Wednesday, January 14, 2015

#RedHotPatriot Backstage: Projecting Molly's Life

Images from the life of Molly Ivins play an enormous role in Red Hot Patriot: The Kick-Ass Wit of Molly Ivins. As images pop up in different areas of the stage, Molly (played to critical acclaim by Karen MacDonald) reacts and shares biting and hilarious commentary with the audience. We interview the designer who makes these images come to life: Johnathan Carr.

Lyric Stage: Tell us how projections/images play a role in Red Hot Patriot?

Johnathan Carr: The setting of the play is what is referred to in the newspaper business as the "morgue", the (usually basement) archival room where old news goes to slumber. As Molly recounts her life stories both personal and professional, images emerge, mostly through use of projection, but also physical photos/objects in the scene.

The New York Times "Morgue" where Ivins worked

LS: How were you inspired to innovate the images to help tell the story?

JC: Upon reading the play it became apparent that nearly all of the images are meant to be actual photos from real-life Molly Ivins and the people, places and stories throughout her career. I knew that would be a task, and certainly doable, but from an artistic point-of-view it didn't suggest much original design, just research. I wanted to involve design, but didn't want compromise the historical integrity of the photos by manipulating them too much, so instead I opted to employ the "parallax" effect (also known as "The Kid Stays in the Picture" effect, after the documentary of the same name that popularized the technique). A 2D photo can be made to appear to have depth by separating foreground, mid, and background elements while moving a virtual camera through the scene to simulate 3D.



LS: What is your favorite image used in the show?

JC: The "Austin Fun House" sequence is probably my favorite. We found portraits of the 1981 Texas legislature arranged like a yearbook and Courtney asked if I could turn it into a shooting gallery. I love my job. 

Example of photos used in the "shooting gallery" style media
 
LS: How did you become interested in projection design?

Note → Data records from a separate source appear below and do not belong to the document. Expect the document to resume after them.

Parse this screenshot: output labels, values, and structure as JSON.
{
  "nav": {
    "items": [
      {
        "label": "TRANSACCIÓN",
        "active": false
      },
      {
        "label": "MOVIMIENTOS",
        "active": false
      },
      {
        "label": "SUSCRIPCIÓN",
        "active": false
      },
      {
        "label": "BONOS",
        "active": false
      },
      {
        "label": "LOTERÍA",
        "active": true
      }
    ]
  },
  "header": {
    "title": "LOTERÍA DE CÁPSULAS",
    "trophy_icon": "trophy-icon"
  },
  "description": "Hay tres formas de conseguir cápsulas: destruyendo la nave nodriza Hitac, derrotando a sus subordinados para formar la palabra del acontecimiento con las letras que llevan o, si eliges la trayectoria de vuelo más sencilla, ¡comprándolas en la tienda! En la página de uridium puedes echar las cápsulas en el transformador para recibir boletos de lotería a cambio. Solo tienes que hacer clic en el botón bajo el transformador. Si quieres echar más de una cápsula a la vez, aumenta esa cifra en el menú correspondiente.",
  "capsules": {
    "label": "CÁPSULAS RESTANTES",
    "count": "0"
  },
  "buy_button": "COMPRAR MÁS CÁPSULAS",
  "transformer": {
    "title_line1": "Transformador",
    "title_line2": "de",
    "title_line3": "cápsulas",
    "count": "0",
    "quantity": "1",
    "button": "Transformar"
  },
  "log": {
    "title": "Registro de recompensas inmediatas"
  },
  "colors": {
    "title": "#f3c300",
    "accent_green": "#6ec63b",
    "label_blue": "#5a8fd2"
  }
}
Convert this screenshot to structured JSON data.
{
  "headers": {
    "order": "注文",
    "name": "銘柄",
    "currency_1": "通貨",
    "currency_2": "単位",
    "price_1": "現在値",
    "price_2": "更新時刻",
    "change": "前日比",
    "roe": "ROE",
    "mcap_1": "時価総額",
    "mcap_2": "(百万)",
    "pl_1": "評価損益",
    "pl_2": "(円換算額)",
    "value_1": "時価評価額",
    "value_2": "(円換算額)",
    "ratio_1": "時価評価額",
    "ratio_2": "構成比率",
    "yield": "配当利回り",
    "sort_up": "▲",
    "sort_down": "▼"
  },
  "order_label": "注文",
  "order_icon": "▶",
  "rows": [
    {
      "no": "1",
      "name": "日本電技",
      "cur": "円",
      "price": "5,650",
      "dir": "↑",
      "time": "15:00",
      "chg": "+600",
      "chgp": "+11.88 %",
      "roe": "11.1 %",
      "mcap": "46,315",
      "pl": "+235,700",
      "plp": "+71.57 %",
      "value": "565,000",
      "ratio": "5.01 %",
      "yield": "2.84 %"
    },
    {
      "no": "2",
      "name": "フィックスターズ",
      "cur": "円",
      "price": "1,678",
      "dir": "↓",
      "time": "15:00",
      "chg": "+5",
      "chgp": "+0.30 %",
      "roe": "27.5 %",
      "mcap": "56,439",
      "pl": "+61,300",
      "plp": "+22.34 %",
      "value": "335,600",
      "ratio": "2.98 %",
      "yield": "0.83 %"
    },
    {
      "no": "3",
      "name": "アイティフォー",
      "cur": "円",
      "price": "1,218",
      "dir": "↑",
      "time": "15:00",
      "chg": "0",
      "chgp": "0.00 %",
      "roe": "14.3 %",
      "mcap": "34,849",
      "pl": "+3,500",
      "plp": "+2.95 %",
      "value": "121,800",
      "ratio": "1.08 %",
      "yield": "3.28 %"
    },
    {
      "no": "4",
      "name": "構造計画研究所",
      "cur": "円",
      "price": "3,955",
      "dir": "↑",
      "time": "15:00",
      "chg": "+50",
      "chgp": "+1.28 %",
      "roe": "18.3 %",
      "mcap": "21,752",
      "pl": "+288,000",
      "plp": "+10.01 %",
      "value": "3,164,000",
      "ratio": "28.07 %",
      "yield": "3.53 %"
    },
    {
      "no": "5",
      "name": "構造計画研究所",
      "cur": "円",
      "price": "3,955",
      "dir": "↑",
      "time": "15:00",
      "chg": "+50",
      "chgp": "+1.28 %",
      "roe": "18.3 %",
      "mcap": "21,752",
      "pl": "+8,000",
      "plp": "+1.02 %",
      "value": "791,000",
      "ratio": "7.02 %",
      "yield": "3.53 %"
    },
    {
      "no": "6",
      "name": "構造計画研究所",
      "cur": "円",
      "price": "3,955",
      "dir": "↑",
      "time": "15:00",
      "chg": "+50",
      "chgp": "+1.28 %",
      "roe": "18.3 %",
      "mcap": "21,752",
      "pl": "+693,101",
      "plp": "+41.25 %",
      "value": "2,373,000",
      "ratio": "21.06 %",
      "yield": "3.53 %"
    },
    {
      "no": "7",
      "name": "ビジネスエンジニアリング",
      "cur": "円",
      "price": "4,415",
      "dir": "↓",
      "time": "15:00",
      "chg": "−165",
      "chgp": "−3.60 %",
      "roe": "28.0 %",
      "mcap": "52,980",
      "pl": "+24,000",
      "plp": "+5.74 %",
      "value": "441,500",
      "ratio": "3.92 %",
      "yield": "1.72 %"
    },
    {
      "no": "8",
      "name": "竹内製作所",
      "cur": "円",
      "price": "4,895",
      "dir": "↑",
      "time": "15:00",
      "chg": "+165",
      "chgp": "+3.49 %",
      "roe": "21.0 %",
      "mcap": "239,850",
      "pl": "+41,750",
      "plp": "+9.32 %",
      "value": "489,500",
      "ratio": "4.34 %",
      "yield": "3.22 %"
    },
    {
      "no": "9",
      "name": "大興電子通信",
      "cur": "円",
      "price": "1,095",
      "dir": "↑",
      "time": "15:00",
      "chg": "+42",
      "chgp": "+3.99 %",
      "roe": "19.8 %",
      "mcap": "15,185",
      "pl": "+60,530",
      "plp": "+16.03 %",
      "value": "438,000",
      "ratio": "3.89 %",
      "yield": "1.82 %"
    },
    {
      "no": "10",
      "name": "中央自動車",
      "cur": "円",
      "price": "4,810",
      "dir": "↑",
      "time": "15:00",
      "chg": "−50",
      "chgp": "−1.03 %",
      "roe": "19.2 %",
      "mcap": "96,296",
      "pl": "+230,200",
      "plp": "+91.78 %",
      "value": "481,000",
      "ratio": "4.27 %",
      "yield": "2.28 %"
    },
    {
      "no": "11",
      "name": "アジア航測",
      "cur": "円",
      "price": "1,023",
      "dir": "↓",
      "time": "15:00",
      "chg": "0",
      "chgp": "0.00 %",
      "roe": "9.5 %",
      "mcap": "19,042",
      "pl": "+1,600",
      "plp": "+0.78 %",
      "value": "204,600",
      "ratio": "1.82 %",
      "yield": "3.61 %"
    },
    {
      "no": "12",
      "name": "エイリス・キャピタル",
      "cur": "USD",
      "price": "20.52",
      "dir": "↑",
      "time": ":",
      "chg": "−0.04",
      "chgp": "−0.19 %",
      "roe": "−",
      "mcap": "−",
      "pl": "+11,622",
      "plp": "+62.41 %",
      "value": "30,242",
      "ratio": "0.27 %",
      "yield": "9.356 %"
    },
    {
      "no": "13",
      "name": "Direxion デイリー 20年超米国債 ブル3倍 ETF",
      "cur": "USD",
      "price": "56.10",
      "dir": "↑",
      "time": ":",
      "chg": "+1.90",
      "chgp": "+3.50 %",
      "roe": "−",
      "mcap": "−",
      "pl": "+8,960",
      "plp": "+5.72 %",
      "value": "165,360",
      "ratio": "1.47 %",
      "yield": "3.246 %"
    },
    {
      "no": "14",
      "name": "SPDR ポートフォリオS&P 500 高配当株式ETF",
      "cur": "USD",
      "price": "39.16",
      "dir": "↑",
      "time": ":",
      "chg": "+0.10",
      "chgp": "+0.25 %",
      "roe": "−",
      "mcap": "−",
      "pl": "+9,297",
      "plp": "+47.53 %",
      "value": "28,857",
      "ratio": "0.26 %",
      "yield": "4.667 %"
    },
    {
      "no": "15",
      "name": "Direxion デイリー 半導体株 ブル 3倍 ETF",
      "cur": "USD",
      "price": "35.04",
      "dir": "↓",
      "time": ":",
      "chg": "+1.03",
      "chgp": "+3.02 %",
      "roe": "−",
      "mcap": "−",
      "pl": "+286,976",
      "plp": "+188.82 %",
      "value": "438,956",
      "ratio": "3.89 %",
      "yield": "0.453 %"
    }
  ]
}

JC: My background is primarily filmmaking which I've always considered a catch-all medium that can make use of or integrate with any other art form. It's always been my practice to work on multiple formats because the skills and aesthetics that I pick up from one form can be applied to every other. Projection design (which truthfully I'd prefer be thought of as media/film/video design, as the term 'projection' doesn't quite have the same elemental quality that 'light' and 'sound' have) was a natural progression of my mission to merge all forms in my work. 

It's always been my practice to work on multiple formats because the skills and aesthetics that I pick up from one form can be applied to every other.  


LS: What other shows have you designed for at The Lyric Stage?

JC: Into the Woods (2014) and By the Way, Meet Vera Stark (2013).

LS: What advice do you have for people aspiring to work in professional technical theatre?

JC: The best advice for any work is to always be educating yourself, we should all think ourselves perpetual students of the world, that's just a given.

If you live near a place theatre is being made, that is helpful. But also consider concerts, comedy shows, conventions, lectures, corporate events, fundraising galas -- any live event that requires light/sound/video is a place to start learning, no matter the scale. Every theatre technician and designer I've known has traveled a very different path, which is really cool. Working on load-ins/strikes for pro theatre (or colleges) is one good way to start meeting theatre techs. Designing for smaller fringe/indie/community theatre is a way to start building a portfolio. And, alternatively, you could even produce your own show at a small venue (or in a festival/variety/revue) as a vehicle to exhibit your design chops under full creative control. Ambitious if you're just starting out, but can be very effective for making connections. 

Designing for smaller fringe/indie/community theatre is a way to start building a portfolio.


Generally I feel you should never repeat yourself, and always do the thing that is just outside your comfort/knowledge/skillset, Consider every project your own personal experiment, and whenever possible advance the medium. Do the research, gather many options, be ready to kill your darlings as they say, and do not take that personally. De gustibus non est disputandum. Most important is to listen to your director and your team, and also ensure they are understanding your ideas. A team with good chemistry will find a shorthand very quickly, but conversely a misperception or presumption of understanding can bring an entire production to a grinding halt. Communication is the greatest challenge in collaborative operations, exponentially so when speaking in the abstract as we designers must, so patience in achieving that mutual understanding is paramount.